Monday, October 31, 2016

Chromebook Workshop

I'll be posting screencast recaps from last week's Chromebook workshops.  This first topic is using Googlecast to project your Chromebook's screen through your classroom projector.

Friday, October 28, 2016

Comparing and Contrasting Doctopus and Google Classroom


Have you ever been in the situation where you want all students to create a document (perhaps based on your template), shared with you so you can then give feedback (I'm guessing "yes")?  How can you manage this so that your GMail inbox is not overrun with Share notifications and you can easily find all those files?

Doctopus and Google Classroom are both tools that manage the sharing and "collecting" of student work in Google Apps.  How are they the same? How are they different?

  • Set up student rosters
  • Distribute an individual copy of a Google Doc to each student, properly named and shared with you.
  • Access those docs all in the same folder.

  • Rosters
    • Doc: Teacher creates the roster
    • GC: Students can self-enroll with a code or teacher can create the roster.
  • Folders
    • Doc: Also creates a folder for each student so you can see all of their work in one place
    • GC: Only creates folders for each assignment, not each student.
  • Rubric Grading
    • Doc: Uses the Goobric Chrome extension for rubric grading.
    • GC: Does not support rubric grading internally*
  • Other features
    • Doc: Shows details of when students last worked on the document and other information.
    • GC: Classroom is more than a document management tool.  It also has a discussion forum that connects to GMail.   

*Doctopus and Google Classroom can actually be used in conjunction.  An assignment can be imported into Doctopus from Google Classroom, 

Some screenshots:


So, what should you choose?  I would say that Google Classroom is overall easier to use.
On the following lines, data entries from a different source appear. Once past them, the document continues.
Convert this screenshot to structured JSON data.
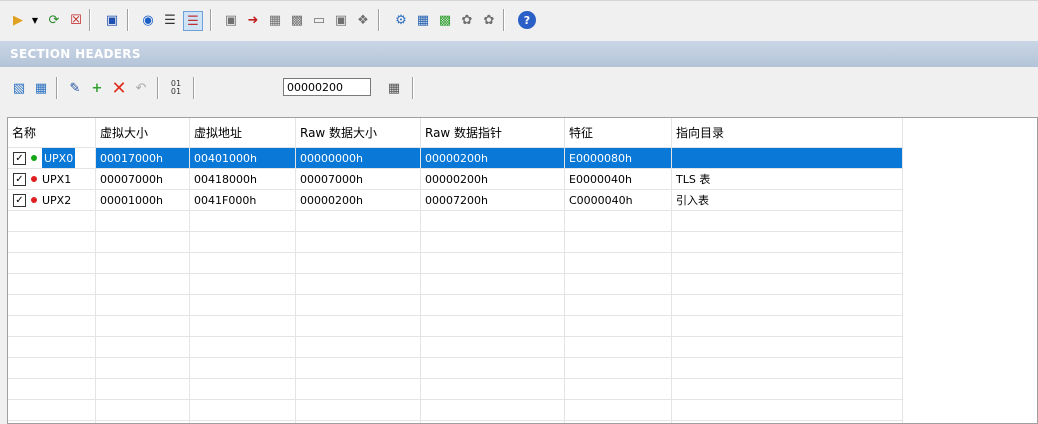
{
  "section_header": "SECTION HEADERS",
  "address_value": "00000200",
  "columns": [
    "名称",
    "虚拟大小",
    "虚拟地址",
    "Raw 数据大小",
    "Raw 数据指针",
    "特征",
    "指向目录"
  ],
  "rows": [
    {
      "name": "UPX0",
      "status_color": "#14a614",
      "vsize": "00017000h",
      "vaddr": "00401000h",
      "rsize": "00000000h",
      "rptr": "00000200h",
      "chars": "E0000080h",
      "dir": ""
    },
    {
      "name": "UPX1",
      "status_color": "#e02020",
      "vsize": "00007000h",
      "vaddr": "00418000h",
      "rsize": "00007000h",
      "rptr": "00000200h",
      "chars": "E0000040h",
      "dir": "TLS 表"
    },
    {
      "name": "UPX2",
      "status_color": "#e02020",
      "vsize": "00001000h",
      "vaddr": "0041F000h",
      "rsize": "00000200h",
      "rptr": "00007200h",
      "chars": "C0000040h",
      "dir": "引入表"
    }
  ],
  "toolbar1_icons": [
    "open-icon",
    "dropdown-arrow-icon",
    "refresh-icon",
    "close-file-icon",
    "save-icon",
    "info-icon",
    "tree-icon",
    "list-icon",
    "import-icon",
    "export-icon",
    "add-icon",
    "rebuild-icon",
    "copy-icon",
    "paste-icon",
    "move-icon",
    "settings-icon",
    "dependency-icon",
    "module-icon",
    "plugin-icon",
    "plugin2-icon",
    "help-icon"
  ],
  "toolbar2_icons": [
    "section-copy-icon",
    "section-paste-icon",
    "edit-section-icon",
    "add-section-icon",
    "delete-section-icon",
    "undo-icon",
    "binary-icon",
    "calculator-icon"
  ]
}
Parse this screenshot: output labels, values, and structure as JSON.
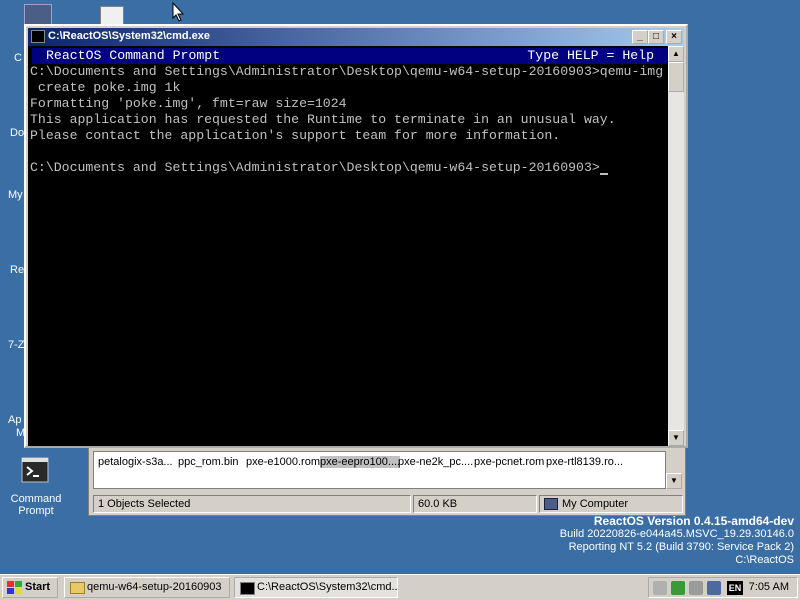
{
  "desktop": {
    "icons": [
      {
        "label": "Command Prompt"
      }
    ],
    "partial_labels": [
      "C",
      "Do",
      "My",
      "Re",
      "7-Z",
      "Ap",
      "M"
    ]
  },
  "cmd_window": {
    "title": "C:\\ReactOS\\System32\\cmd.exe",
    "buttons": {
      "minimize": "_",
      "maximize": "□",
      "close": "×"
    },
    "header_left": "ReactOS Command Prompt",
    "header_right": "Type HELP = Help",
    "lines": [
      "C:\\Documents and Settings\\Administrator\\Desktop\\qemu-w64-setup-20160903>qemu-img",
      " create poke.img 1k",
      "Formatting 'poke.img', fmt=raw size=1024",
      "This application has requested the Runtime to terminate in an unusual way.",
      "Please contact the application's support team for more information.",
      "",
      "C:\\Documents and Settings\\Administrator\\Desktop\\qemu-w64-setup-20160903>"
    ]
  },
  "explorer": {
    "files": [
      {
        "name": "petalogix-s3a...",
        "selected": false
      },
      {
        "name": "ppc_rom.bin",
        "selected": false
      },
      {
        "name": "pxe-e1000.rom",
        "selected": false
      },
      {
        "name": "pxe-eepro100....",
        "selected": true
      },
      {
        "name": "pxe-ne2k_pc....",
        "selected": false
      },
      {
        "name": "pxe-pcnet.rom",
        "selected": false
      },
      {
        "name": "pxe-rtl8139.ro...",
        "selected": false
      }
    ],
    "status": {
      "selection": "1 Objects Selected",
      "size": "60.0 KB",
      "location": "My Computer"
    }
  },
  "version_info": {
    "line1": "ReactOS Version 0.4.15-amd64-dev",
    "line2": "Build 20220826-e044a45.MSVC_19.29.30146.0",
    "line3": "Reporting NT 5.2 (Build 3790: Service Pack 2)",
    "line4": "C:\\ReactOS"
  },
  "taskbar": {
    "start_label": "Start",
    "tasks": [
      {
        "label": "qemu-w64-setup-20160903",
        "icon": "folder-icon"
      },
      {
        "label": "C:\\ReactOS\\System32\\cmd....",
        "icon": "console-icon"
      }
    ],
    "tray": {
      "language": "EN",
      "clock": "7:05 AM"
    }
  },
  "colors": {
    "desktop": "#3a6ea5",
    "title_active": "#0a246a",
    "console_bg": "#000000",
    "console_fg": "#c0c0c0",
    "console_bar": "#000080"
  }
}
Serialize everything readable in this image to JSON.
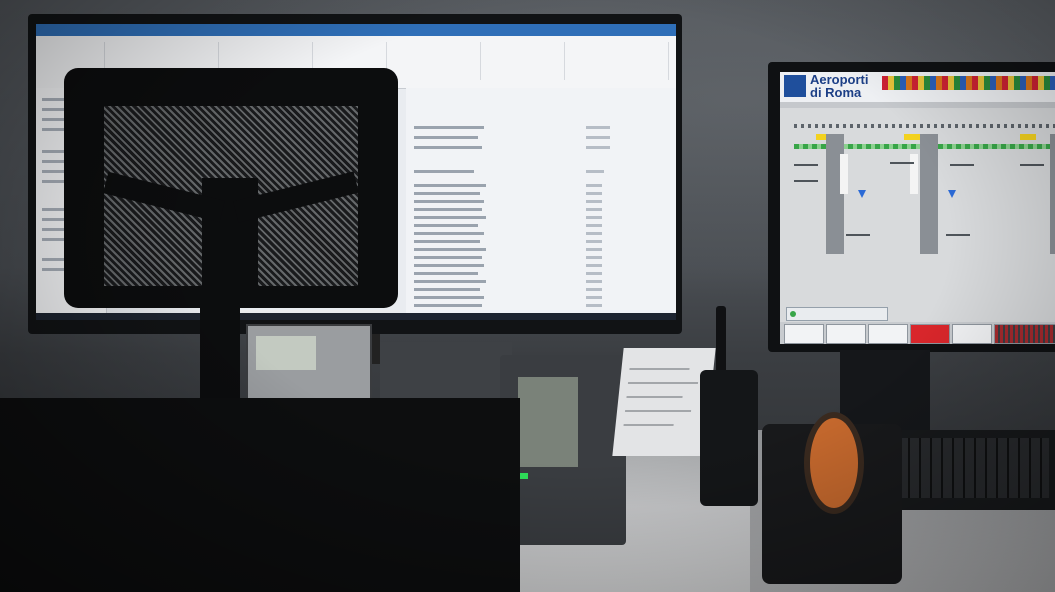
{
  "right_monitor": {
    "logo_line1": "Aeroporti",
    "logo_line2": "di Roma"
  },
  "colors": {
    "wall": "#4f5358",
    "desk": "#cfd0d2",
    "ribbon_blue": "#2f6fb8",
    "status_green": "#38a548",
    "alarm_red": "#d9262b",
    "adr_blue": "#1c3f86"
  }
}
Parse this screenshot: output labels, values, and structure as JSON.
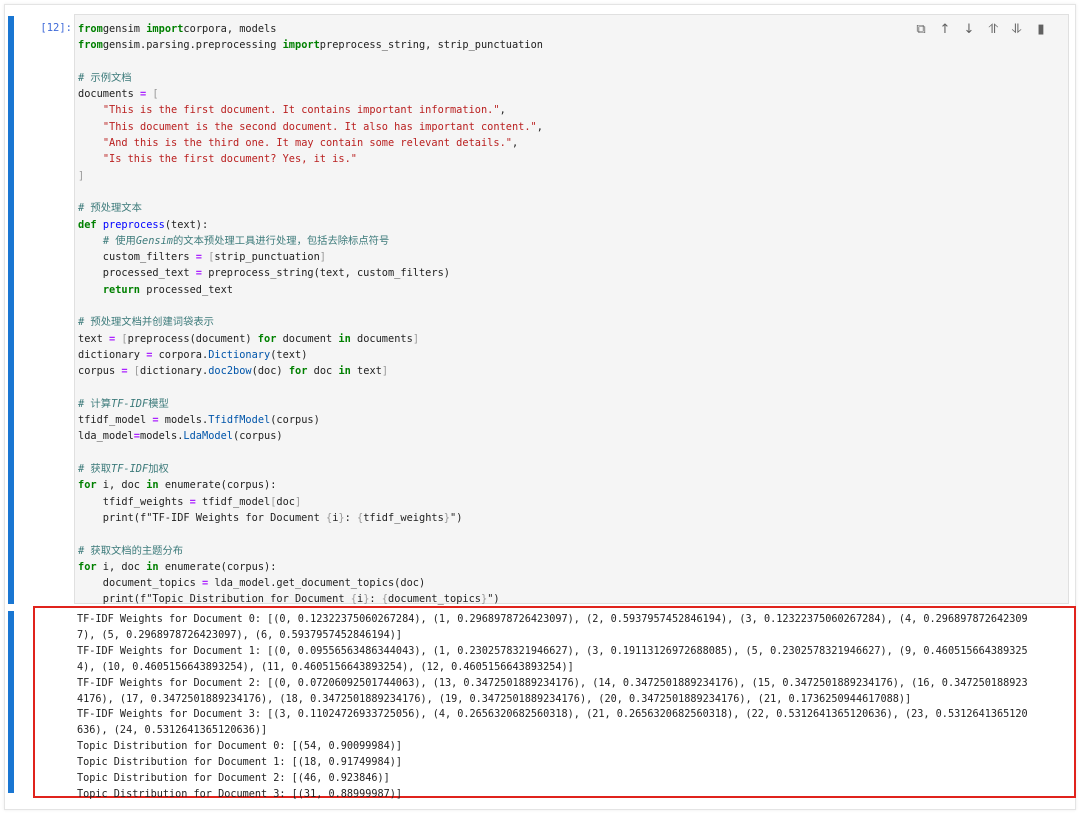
{
  "cell": {
    "prompt": "[12]:",
    "code_lines": [
      [
        [
          "kw",
          "from"
        ],
        [
          "",
          "gensim "
        ],
        [
          "kw",
          "import"
        ],
        [
          "",
          "corpora, models"
        ]
      ],
      [
        [
          "kw",
          "from"
        ],
        [
          "",
          "gensim.parsing.preprocessing "
        ],
        [
          "kw",
          "import"
        ],
        [
          "",
          "preprocess_string, strip_punctuation"
        ]
      ],
      [],
      [
        [
          "cm",
          "# 示例文档"
        ]
      ],
      [
        [
          "",
          "documents "
        ],
        [
          "op",
          "="
        ],
        [
          "br",
          " ["
        ]
      ],
      [
        [
          "",
          "    "
        ],
        [
          "str",
          "\"This is the first document. It contains important information.\""
        ],
        [
          "",
          ","
        ]
      ],
      [
        [
          "",
          "    "
        ],
        [
          "str",
          "\"This document is the second document. It also has important content.\""
        ],
        [
          "",
          ","
        ]
      ],
      [
        [
          "",
          "    "
        ],
        [
          "str",
          "\"And this is the third one. It may contain some relevant details.\""
        ],
        [
          "",
          ","
        ]
      ],
      [
        [
          "",
          "    "
        ],
        [
          "str",
          "\"Is this the first document? Yes, it is.\""
        ]
      ],
      [
        [
          "br",
          "]"
        ]
      ],
      [],
      [
        [
          "cm",
          "# 预处理文本"
        ]
      ],
      [
        [
          "kw",
          "def"
        ],
        [
          "",
          " "
        ],
        [
          "fn",
          "preprocess"
        ],
        [
          "",
          "(text):"
        ]
      ],
      [
        [
          "",
          "    "
        ],
        [
          "cm",
          "# 使用"
        ],
        [
          "cm em",
          "Gensim"
        ],
        [
          "cm",
          "的文本预处理工具进行处理，包括去除标点符号"
        ]
      ],
      [
        [
          "",
          "    custom_filters "
        ],
        [
          "op",
          "="
        ],
        [
          "br",
          " ["
        ],
        [
          "",
          "strip_punctuation"
        ],
        [
          "br",
          "]"
        ]
      ],
      [
        [
          "",
          "    processed_text "
        ],
        [
          "op",
          "="
        ],
        [
          "",
          " preprocess_string(text, custom_filters)"
        ]
      ],
      [
        [
          "",
          "    "
        ],
        [
          "kw",
          "return"
        ],
        [
          "",
          " processed_text"
        ]
      ],
      [],
      [
        [
          "cm",
          "# 预处理文档并创建词袋表示"
        ]
      ],
      [
        [
          "",
          "text "
        ],
        [
          "op",
          "="
        ],
        [
          "br",
          " ["
        ],
        [
          "",
          "preprocess(document) "
        ],
        [
          "kw",
          "for"
        ],
        [
          "",
          " document "
        ],
        [
          "kw",
          "in"
        ],
        [
          "",
          " documents"
        ],
        [
          "br",
          "]"
        ]
      ],
      [
        [
          "",
          "dictionary "
        ],
        [
          "op",
          "="
        ],
        [
          "",
          " corpora."
        ],
        [
          "bi",
          "Dictionary"
        ],
        [
          "",
          "(text)"
        ]
      ],
      [
        [
          "",
          "corpus "
        ],
        [
          "op",
          "="
        ],
        [
          "br",
          " ["
        ],
        [
          "",
          "dictionary."
        ],
        [
          "bi",
          "doc2bow"
        ],
        [
          "",
          "(doc) "
        ],
        [
          "kw",
          "for"
        ],
        [
          "",
          " doc "
        ],
        [
          "kw",
          "in"
        ],
        [
          "",
          " text"
        ],
        [
          "br",
          "]"
        ]
      ],
      [],
      [
        [
          "cm",
          "# 计算"
        ],
        [
          "cm em",
          "TF-IDF"
        ],
        [
          "cm",
          "模型"
        ]
      ],
      [
        [
          "",
          "tfidf_model "
        ],
        [
          "op",
          "="
        ],
        [
          "",
          " models."
        ],
        [
          "bi",
          "TfidfModel"
        ],
        [
          "",
          "(corpus)"
        ]
      ],
      [
        [
          "",
          "lda_model"
        ],
        [
          "op",
          "="
        ],
        [
          "",
          "models."
        ],
        [
          "bi",
          "LdaModel"
        ],
        [
          "",
          "(corpus)"
        ]
      ],
      [],
      [
        [
          "cm",
          "# 获取"
        ],
        [
          "cm em",
          "TF-IDF"
        ],
        [
          "cm",
          "加权"
        ]
      ],
      [
        [
          "kw",
          "for"
        ],
        [
          "",
          " i, doc "
        ],
        [
          "kw",
          "in"
        ],
        [
          "",
          " enumerate(corpus):"
        ]
      ],
      [
        [
          "",
          "    tfidf_weights "
        ],
        [
          "op",
          "="
        ],
        [
          "",
          " tfidf_model"
        ],
        [
          "br",
          "["
        ],
        [
          "",
          "doc"
        ],
        [
          "br",
          "]"
        ]
      ],
      [
        [
          "",
          "    print(f\"TF-IDF Weights for Document "
        ],
        [
          "br",
          "{"
        ],
        [
          "",
          "i"
        ],
        [
          "br",
          "}"
        ],
        [
          "",
          ": "
        ],
        [
          "br",
          "{"
        ],
        [
          "",
          "tfidf_weights"
        ],
        [
          "br",
          "}"
        ],
        [
          "",
          "\")"
        ]
      ],
      [],
      [
        [
          "cm",
          "# 获取文档的主题分布"
        ]
      ],
      [
        [
          "kw",
          "for"
        ],
        [
          "",
          " i, doc "
        ],
        [
          "kw",
          "in"
        ],
        [
          "",
          " enumerate(corpus):"
        ]
      ],
      [
        [
          "",
          "    document_topics "
        ],
        [
          "op",
          "="
        ],
        [
          "",
          " lda_model.get_document_topics(doc)"
        ]
      ],
      [
        [
          "",
          "    print(f\"Topic Distribution for Document "
        ],
        [
          "br",
          "{"
        ],
        [
          "",
          "i"
        ],
        [
          "br",
          "}"
        ],
        [
          "",
          ": "
        ],
        [
          "br",
          "{"
        ],
        [
          "",
          "document_topics"
        ],
        [
          "br",
          "}"
        ],
        [
          "",
          "\")"
        ]
      ]
    ],
    "output_lines": [
      "TF-IDF Weights for Document 0: [(0, 0.12322375060267284), (1, 0.2968978726423097), (2, 0.5937957452846194), (3, 0.12322375060267284), (4, 0.296897872642309",
      "7), (5, 0.2968978726423097), (6, 0.5937957452846194)]",
      "TF-IDF Weights for Document 1: [(0, 0.09556563486344043), (1, 0.2302578321946627), (3, 0.19113126972688085), (5, 0.2302578321946627), (9, 0.460515664389325",
      "4), (10, 0.4605156643893254), (11, 0.4605156643893254), (12, 0.4605156643893254)]",
      "TF-IDF Weights for Document 2: [(0, 0.07206092501744063), (13, 0.3472501889234176), (14, 0.3472501889234176), (15, 0.3472501889234176), (16, 0.347250188923",
      "4176), (17, 0.3472501889234176), (18, 0.3472501889234176), (19, 0.3472501889234176), (20, 0.3472501889234176), (21, 0.1736250944617088)]",
      "TF-IDF Weights for Document 3: [(3, 0.11024726933725056), (4, 0.2656320682560318), (21, 0.2656320682560318), (22, 0.5312641365120636), (23, 0.5312641365120",
      "636), (24, 0.5312641365120636)]",
      "Topic Distribution for Document 0: [(54, 0.90099984)]",
      "Topic Distribution for Document 1: [(18, 0.91749984)]",
      "Topic Distribution for Document 2: [(46, 0.923846)]",
      "Topic Distribution for Document 3: [(31, 0.88999987)]"
    ]
  },
  "toolbar": [
    {
      "name": "duplicate-icon",
      "glyph": "⧉"
    },
    {
      "name": "move-up-icon",
      "glyph": "↑"
    },
    {
      "name": "move-down-icon",
      "glyph": "↓"
    },
    {
      "name": "insert-above-icon",
      "glyph": "⥣"
    },
    {
      "name": "insert-below-icon",
      "glyph": "⥥"
    },
    {
      "name": "delete-icon",
      "glyph": "▮"
    }
  ],
  "colors": {
    "cell_active_bar": "#1976d2",
    "highlight_border": "#e0231c",
    "keyword": "#008000",
    "string": "#ba2121",
    "comment": "#3d7b7b"
  }
}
However, Classroom doesn't provide individual folders by students of rubric grading, so if you need those, consider Doctopus.

I'm happy to help you with either of these.

Sunday, October 16, 2016

It's Digital Citizenship Week!

Digital Citizenship Week is an opportunity to take stock of how safely, responsibly, and respectfully we are using technology.

Check out these resources from Common Sense Media, including a pledge that teachers and students can take.
Image from Common Sense Media

Thursday, October 13, 2016

Desmos Graphing Calculator to be used in SBAC testing

I just learned that the Smarter Balanced Assessment Consortium (SBAC) tests will be switching to the Desmos Graphing Calculator this year (replacing the built-in calculator from years past).  That's great news, because Desmos is a well-designed, easy to use tool with a nice interface.

Many students are already using Desmos.  If you haven't tried Desmos yet, take a look here.

Desmos also has many pre-designed activities that students can try individually or as a class, such as this one.

Tuesday, October 4, 2016

Vermont Fest 2016

Vermont Fest 2016 is taking place November 3rd and 4th this year in Killington.  This is an ed tech conference, but it's about much more than technology integration-- it's really about learning.  It's a great way to get some new ideas and interact with colleagues from around the state.  Check it out at